On this week’s show, MJ and Justin get giddy over Secret World Legends’ season two, discuss what World of Warcraft’s launch date means for players, and cover a whole host of major updates that have arrived for the MMO community.
It’s the Massively OP Podcast, an action-packed hour of news, tales, opinions, and gamer emails! And remember, if you’d like to send in your own letter to the show, use the “Tips” button in the top-right corner of the site to do so.
Listen to the show right now:
Those who have read a fair amount of my work will know that nostalgia is something I tend to rail against pretty hard. I’m a big advocate for constantly spot-checking your nostalgia in the cold light of reality and asking yourself if your memories are accurate.
This is not because I don’t feel any nostalgia. It’s exactly the opposite. It’s because I am wildly aware of how powerful a force it can be as someone who often will spend extended amounts of time working in elaborate mythology gags for character traits based on old roleplaying, to the extent that one of my characters has a particular class as a reference to an old game no one else I know actually played.
All of this is a long-winded way of pointing out that Pantheon: Rise of the Fallen already had a bit of an in with me when I sat down to play. Because while I wasn’t personally familiar with the game that it was referencing, I am personally familiar with that game’s close cousin, and I have a fair amount of familiarity with the playstyle. And it’s a playstyle MMOs have, in large part, moved beyond.
Blizzard fans, this year’s BlizzCon has a date, and that day is November 2nd and 3rd, almost three months after the launch of World of Warcraft’s Battle for Azeroth, meaning you won’t even be missing much grinding time to attend, and you can count on lots of post-mortemy-type panels rather than endless teasers. On the other hand? E-sports, e-sports, e-sports.

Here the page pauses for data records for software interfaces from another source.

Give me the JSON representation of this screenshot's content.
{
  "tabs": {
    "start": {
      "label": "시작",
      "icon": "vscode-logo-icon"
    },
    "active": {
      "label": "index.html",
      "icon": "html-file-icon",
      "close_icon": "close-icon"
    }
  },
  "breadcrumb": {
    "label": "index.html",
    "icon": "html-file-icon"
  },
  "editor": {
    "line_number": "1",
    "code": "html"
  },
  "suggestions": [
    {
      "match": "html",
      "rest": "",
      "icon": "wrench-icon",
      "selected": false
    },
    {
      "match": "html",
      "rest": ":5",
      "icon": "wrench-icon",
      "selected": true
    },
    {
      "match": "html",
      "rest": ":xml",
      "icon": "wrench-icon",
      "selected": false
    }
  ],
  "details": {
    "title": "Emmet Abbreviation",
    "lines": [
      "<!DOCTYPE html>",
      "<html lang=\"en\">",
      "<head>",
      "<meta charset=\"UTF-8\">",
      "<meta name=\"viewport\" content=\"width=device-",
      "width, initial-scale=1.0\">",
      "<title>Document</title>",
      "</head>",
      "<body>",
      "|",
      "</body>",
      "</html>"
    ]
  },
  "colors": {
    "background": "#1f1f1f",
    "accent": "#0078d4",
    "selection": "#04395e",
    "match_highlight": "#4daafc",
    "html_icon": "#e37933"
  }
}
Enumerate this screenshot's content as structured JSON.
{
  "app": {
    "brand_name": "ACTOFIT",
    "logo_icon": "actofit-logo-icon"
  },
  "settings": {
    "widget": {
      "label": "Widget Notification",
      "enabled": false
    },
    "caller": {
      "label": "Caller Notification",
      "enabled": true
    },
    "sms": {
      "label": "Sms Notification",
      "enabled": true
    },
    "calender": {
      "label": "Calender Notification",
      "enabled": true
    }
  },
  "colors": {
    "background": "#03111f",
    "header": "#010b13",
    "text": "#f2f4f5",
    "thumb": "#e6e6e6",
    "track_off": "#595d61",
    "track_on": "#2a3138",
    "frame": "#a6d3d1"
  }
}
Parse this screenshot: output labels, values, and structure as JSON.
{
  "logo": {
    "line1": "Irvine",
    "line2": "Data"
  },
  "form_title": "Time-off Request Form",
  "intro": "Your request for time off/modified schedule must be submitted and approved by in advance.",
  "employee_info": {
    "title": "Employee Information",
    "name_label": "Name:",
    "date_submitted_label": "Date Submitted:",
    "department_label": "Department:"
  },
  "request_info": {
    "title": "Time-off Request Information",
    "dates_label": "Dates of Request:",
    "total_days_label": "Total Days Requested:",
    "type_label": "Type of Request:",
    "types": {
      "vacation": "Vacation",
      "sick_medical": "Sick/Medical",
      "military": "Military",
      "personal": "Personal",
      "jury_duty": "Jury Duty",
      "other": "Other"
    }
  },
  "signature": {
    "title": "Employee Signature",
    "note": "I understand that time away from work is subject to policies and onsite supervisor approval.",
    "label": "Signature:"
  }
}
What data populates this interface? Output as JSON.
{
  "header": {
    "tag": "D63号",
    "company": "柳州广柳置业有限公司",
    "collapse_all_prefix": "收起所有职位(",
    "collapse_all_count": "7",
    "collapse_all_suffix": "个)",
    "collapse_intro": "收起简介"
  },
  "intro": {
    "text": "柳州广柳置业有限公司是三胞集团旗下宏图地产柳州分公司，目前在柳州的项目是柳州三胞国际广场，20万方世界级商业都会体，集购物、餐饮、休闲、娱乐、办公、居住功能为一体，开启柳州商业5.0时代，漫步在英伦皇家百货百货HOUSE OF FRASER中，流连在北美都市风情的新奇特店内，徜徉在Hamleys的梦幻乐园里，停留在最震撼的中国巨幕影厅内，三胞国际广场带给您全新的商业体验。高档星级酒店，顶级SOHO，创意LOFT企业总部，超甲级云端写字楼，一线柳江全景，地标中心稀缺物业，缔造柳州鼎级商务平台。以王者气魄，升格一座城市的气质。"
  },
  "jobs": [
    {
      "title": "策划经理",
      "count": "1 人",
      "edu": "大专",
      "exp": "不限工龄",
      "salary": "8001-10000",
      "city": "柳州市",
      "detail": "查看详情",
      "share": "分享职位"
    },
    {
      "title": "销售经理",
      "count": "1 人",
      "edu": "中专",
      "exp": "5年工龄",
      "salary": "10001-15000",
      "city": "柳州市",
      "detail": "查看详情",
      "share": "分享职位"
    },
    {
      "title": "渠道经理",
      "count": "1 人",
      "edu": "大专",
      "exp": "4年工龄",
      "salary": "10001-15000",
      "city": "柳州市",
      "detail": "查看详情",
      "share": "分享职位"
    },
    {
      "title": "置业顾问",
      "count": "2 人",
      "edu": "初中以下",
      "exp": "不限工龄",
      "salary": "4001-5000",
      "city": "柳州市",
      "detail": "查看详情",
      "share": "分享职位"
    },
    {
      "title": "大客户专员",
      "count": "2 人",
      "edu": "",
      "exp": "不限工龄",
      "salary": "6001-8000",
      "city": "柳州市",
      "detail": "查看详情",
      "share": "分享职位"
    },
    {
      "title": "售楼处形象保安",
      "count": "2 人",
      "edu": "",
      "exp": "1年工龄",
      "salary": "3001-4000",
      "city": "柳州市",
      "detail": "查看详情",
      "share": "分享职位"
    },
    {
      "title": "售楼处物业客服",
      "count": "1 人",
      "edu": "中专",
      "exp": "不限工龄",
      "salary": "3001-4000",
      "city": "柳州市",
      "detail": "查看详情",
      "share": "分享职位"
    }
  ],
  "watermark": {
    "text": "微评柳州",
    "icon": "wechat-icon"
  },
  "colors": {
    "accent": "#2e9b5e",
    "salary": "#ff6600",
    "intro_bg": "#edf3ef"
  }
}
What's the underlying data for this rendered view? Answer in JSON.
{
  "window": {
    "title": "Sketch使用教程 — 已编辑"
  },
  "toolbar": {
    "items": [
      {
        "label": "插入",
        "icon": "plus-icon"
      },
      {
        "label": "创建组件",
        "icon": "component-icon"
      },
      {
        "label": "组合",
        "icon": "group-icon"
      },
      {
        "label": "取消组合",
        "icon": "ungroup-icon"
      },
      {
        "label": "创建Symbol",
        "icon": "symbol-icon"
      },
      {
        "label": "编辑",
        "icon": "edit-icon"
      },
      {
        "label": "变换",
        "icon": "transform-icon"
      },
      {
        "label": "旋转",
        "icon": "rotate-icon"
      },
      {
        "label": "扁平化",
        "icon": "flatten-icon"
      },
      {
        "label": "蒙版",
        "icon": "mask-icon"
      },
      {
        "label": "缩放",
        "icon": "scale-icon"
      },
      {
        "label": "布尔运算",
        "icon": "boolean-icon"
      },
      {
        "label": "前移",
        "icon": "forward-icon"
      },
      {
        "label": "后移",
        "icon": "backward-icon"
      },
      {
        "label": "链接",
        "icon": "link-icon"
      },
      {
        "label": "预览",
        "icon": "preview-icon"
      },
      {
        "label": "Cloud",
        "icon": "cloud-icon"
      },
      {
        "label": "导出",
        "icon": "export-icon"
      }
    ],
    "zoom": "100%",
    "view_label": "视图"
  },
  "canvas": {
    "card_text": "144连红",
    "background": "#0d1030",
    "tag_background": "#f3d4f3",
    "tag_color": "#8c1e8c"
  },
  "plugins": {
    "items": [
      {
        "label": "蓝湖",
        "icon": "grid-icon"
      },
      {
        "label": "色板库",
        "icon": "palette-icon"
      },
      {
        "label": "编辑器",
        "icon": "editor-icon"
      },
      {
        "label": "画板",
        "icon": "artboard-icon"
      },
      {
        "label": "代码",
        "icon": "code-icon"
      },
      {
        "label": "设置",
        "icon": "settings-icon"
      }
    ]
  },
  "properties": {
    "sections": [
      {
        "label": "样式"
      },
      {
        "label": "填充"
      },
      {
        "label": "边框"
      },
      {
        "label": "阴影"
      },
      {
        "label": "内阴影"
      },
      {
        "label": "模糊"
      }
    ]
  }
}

“This year’s event will again commence with the esports action of BlizzCon Opening Week, taking place at Blizzard Arena Los Angeles from October 25 to 29, where the initial rounds of the StarCraft II World Championship Series Global Finals, the Heroes of the Storm Global Championship Finals, and World of Warcraft Arena World Championship Finals will unfold. The competitions will culminate in Anaheim on November 2 and 3, where the champions of these tournaments along with those of the Overwatch World Cup and Hearthstone Global Games will be crowned.”
Last year’s event was sold out, so if you’re aiming to go, jot down these even more important dates: May 9th and 12th, when tickets will go on sale.